I'm Sven. I am a postdoctoral research fellow at Indiana University's School of Informatics & Computing, working with David Crandall, Chen Yu, and Linda B. Smith. This website aims to give a brief overview of what I do. For a more in-depth, printable summary, please refer to my CV.
My main research interest is computer vision, i.e. the intersection of computer science, machine learning and artificial intelligence that investigates methods of analyzing and understanding the visual world. My Ph.D. work focused on vision algorithms for first-person (egocentric) cameras that approximate a person's field of view. Motivated by the recent success of deep neural network models in vision, and inspired by many collaborations with developmental psychologists, my current work aims at exploring the interdependency of human learning and machine learning. Can understanding visual learning in toddlers help us improve artificial vision models, and can we use artificial vision models as proxies to helps us better understand human vision?
This is the author's version of the work. It is posted here for your personal use. Not for redistribution. The definitive Version of Record was published in the Proceedings of the 17th ACM International Conference on Multimodal Interaction.
I've been lucky enough to have gained a variety of teaching experiences at IU, working together with many talented people. I've been involved in teaching/designing graduate, undergraduate, and online courses.
In the Fall 2016 semester IU offered CSCI B551 - Elements of Artificial Intelligence as an online course for the first time (in parallel with the residential version of the course). Prof. Crandall and I shared responsibilities for teaching both, with me being the lead-instructor for the online course. Together, we designed and recorded interactive video lectures that were well-received by the students:
- I liked the online videos and lecture style and assignments.
- Timely and substantial comments and replies, easy logistics around the course, good on-line videos.
- The method of teaching and stimulating thinking. A lecture was divided in multiple short videos with assignments in between which helped us understand what we learned and what not.
What did you like most about this course and instructor? Answers are from an anonymous course questionnaire.
During my first two years as a graduate student I helped teaching the following courses:
C211 is the main introductory course to computer science at IU and is attended by hundreds of students each semester. While there is a large team of teaching assistants to handle the logistics, hosting office hours and labs still provides opportunities to make personal impacts:
- Great instructor, always willing to help and give advice. Never talks down to students. Makes sure the students understand.
- Sven is very patient and willing to help his students. He is a good instructor.
- Sven was very helpful, encouraging and very open (meaning there was no hesitation to ask him questions).
- He's a cool dude. Imitates Germans very well.
- Friendly, quick and to the point, but still very clear. Very capable.
- Sven is really knowledgeable about a broad range of topics in computer science and is always eager to share his knowledge with others.
- He was really helpful! The best TA in C211!

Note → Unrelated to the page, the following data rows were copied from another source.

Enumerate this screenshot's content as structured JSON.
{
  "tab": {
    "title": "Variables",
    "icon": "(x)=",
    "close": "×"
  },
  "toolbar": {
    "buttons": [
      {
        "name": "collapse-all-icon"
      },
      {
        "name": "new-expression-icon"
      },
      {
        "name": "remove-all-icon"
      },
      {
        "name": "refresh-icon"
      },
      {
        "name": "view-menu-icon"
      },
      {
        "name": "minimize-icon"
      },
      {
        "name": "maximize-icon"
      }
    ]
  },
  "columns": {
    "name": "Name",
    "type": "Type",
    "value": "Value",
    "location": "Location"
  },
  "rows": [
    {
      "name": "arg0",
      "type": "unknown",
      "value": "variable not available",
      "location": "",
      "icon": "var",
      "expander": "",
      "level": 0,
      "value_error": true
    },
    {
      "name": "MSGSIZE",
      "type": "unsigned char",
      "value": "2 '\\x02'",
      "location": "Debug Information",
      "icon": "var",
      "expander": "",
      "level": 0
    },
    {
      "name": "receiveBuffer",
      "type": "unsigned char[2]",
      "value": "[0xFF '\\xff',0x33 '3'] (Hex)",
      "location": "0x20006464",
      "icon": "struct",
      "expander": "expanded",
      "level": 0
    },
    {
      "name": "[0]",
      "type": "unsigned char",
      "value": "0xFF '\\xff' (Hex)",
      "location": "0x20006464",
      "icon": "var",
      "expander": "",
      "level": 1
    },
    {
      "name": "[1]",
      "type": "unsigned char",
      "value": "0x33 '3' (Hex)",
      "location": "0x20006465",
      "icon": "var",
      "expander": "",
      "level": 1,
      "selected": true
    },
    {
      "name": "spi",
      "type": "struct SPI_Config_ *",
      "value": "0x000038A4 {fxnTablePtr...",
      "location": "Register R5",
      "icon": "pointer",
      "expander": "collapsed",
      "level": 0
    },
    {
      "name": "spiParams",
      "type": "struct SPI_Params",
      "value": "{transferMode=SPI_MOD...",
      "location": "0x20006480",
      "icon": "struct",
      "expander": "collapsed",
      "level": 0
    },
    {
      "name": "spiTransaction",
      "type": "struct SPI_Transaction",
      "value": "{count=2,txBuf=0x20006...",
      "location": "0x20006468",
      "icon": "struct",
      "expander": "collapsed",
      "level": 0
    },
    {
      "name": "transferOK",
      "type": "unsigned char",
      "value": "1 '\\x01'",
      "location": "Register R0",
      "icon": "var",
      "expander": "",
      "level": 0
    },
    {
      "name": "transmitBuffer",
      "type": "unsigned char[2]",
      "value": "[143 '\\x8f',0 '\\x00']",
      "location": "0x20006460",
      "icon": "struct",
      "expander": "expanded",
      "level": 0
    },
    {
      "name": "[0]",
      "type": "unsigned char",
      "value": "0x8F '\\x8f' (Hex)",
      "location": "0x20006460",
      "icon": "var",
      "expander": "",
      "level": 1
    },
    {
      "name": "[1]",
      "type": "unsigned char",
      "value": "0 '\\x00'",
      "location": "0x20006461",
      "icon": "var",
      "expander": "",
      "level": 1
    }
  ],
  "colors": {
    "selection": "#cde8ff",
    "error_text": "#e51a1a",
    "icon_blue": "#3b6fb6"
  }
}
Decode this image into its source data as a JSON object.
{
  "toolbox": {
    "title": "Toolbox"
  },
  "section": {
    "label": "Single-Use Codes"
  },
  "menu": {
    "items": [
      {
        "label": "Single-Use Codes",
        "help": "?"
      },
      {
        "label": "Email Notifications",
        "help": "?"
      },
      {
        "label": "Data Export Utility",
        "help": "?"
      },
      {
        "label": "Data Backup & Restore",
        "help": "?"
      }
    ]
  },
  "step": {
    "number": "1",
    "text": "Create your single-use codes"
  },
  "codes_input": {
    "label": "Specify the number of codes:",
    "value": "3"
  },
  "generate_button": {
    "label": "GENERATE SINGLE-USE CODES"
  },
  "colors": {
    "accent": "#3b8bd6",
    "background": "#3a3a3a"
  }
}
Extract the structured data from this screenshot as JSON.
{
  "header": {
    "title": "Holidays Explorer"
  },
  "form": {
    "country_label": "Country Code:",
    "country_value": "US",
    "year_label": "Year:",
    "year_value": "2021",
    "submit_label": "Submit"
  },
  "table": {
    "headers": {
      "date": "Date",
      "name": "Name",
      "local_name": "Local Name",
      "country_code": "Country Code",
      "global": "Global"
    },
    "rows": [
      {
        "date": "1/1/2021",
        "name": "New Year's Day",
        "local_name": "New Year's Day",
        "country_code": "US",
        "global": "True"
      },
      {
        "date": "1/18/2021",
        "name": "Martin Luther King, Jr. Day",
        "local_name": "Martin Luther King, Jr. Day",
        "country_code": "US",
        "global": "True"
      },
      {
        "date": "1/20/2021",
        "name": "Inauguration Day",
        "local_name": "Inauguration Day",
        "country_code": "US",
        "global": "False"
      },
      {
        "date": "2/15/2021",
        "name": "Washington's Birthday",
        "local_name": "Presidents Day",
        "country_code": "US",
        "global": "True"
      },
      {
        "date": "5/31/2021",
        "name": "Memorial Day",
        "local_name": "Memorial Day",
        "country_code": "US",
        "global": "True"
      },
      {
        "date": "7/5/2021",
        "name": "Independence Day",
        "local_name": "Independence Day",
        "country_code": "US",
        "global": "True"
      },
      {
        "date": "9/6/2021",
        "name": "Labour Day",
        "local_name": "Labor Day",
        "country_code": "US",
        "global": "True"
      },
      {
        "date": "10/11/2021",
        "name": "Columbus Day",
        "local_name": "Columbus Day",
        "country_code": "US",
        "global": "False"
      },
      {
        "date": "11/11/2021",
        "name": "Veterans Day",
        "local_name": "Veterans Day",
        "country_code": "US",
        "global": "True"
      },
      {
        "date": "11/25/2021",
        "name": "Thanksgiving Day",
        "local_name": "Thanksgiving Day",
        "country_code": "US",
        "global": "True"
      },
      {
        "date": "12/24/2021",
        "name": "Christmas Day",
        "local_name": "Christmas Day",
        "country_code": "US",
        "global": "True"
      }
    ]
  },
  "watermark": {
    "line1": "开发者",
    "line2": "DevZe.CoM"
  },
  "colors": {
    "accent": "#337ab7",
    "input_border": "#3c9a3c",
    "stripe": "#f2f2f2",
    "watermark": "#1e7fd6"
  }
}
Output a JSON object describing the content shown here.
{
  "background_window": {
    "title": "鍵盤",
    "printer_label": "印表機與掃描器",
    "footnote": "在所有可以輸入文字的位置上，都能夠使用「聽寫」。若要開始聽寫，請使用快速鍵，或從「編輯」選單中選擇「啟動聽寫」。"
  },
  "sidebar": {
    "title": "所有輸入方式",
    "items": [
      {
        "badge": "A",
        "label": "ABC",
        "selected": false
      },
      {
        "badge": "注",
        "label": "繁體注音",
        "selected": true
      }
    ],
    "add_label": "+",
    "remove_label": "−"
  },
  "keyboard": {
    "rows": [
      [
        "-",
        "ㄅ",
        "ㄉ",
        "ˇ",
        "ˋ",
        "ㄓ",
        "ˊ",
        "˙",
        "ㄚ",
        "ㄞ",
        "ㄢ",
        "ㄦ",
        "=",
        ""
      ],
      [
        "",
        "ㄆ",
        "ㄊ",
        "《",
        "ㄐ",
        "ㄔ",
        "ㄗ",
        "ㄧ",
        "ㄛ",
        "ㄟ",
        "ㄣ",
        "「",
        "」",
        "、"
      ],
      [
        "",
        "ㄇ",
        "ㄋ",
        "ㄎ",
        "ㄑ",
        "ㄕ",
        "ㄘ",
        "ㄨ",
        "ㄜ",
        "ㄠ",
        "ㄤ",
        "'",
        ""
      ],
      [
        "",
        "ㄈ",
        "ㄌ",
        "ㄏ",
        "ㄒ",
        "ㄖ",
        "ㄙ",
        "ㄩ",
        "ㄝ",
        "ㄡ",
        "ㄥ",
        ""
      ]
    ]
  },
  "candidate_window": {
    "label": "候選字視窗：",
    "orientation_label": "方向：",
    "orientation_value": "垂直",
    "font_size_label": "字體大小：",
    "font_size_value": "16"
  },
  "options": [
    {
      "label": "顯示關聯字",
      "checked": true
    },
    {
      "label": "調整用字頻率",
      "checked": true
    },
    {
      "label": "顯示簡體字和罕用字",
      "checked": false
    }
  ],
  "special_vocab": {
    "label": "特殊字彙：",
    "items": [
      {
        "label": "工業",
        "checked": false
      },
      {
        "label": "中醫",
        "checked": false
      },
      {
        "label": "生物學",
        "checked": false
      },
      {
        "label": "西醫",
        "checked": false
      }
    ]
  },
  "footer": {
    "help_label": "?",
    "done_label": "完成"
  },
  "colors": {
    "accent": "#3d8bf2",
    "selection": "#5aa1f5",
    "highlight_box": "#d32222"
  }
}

What did you like most about this course and/or the TA? Answers are from an anonymous course questionnaire, Fall 12 + Spring 13.
I have also been asked to give various guest lectures in computer vision related courses both at the graduate and undergraduate level (e.g. CSCI B490 - Introduction to Computer Vision or CSCI B657 - Computer Vision.
I've been working in several academic roles since joining IU. During my undergraduate time and in the time between graduating and going to the U.S., I could also gather experiences in different industrial appointments.
I have a dog, Mooka, who was the "dog of honor" at my wedding.
I biked regularly for a while, and when our computer vision lab received a new GoPro, I "tested" its battery by recording several biking trails in Bloomington. Result: I got exhausted before the battery ran out. Here's the one-hour video... – More recently, I picked up running as well, mostly because I was jealous of my wife after she ran her first half-marathon.
Inspired by playing foosball in-between classes, a friend and I developed a software capable of tracking all key components of a foosball game in real time (30+ FPS). It was a project for a computer vision class that we took in the Spring 2012 semester and a lot of fun to realize. A video of our results can be seen here.
Lastly, I don't just like to work on algorithms that analyze photos, I also love taking them! Although I took a few photography classes as an undergraduate, I am far from being a professional. However, I am a proud owner of a Canon SLR camera, and you can check out a very sparse selection of my photos below: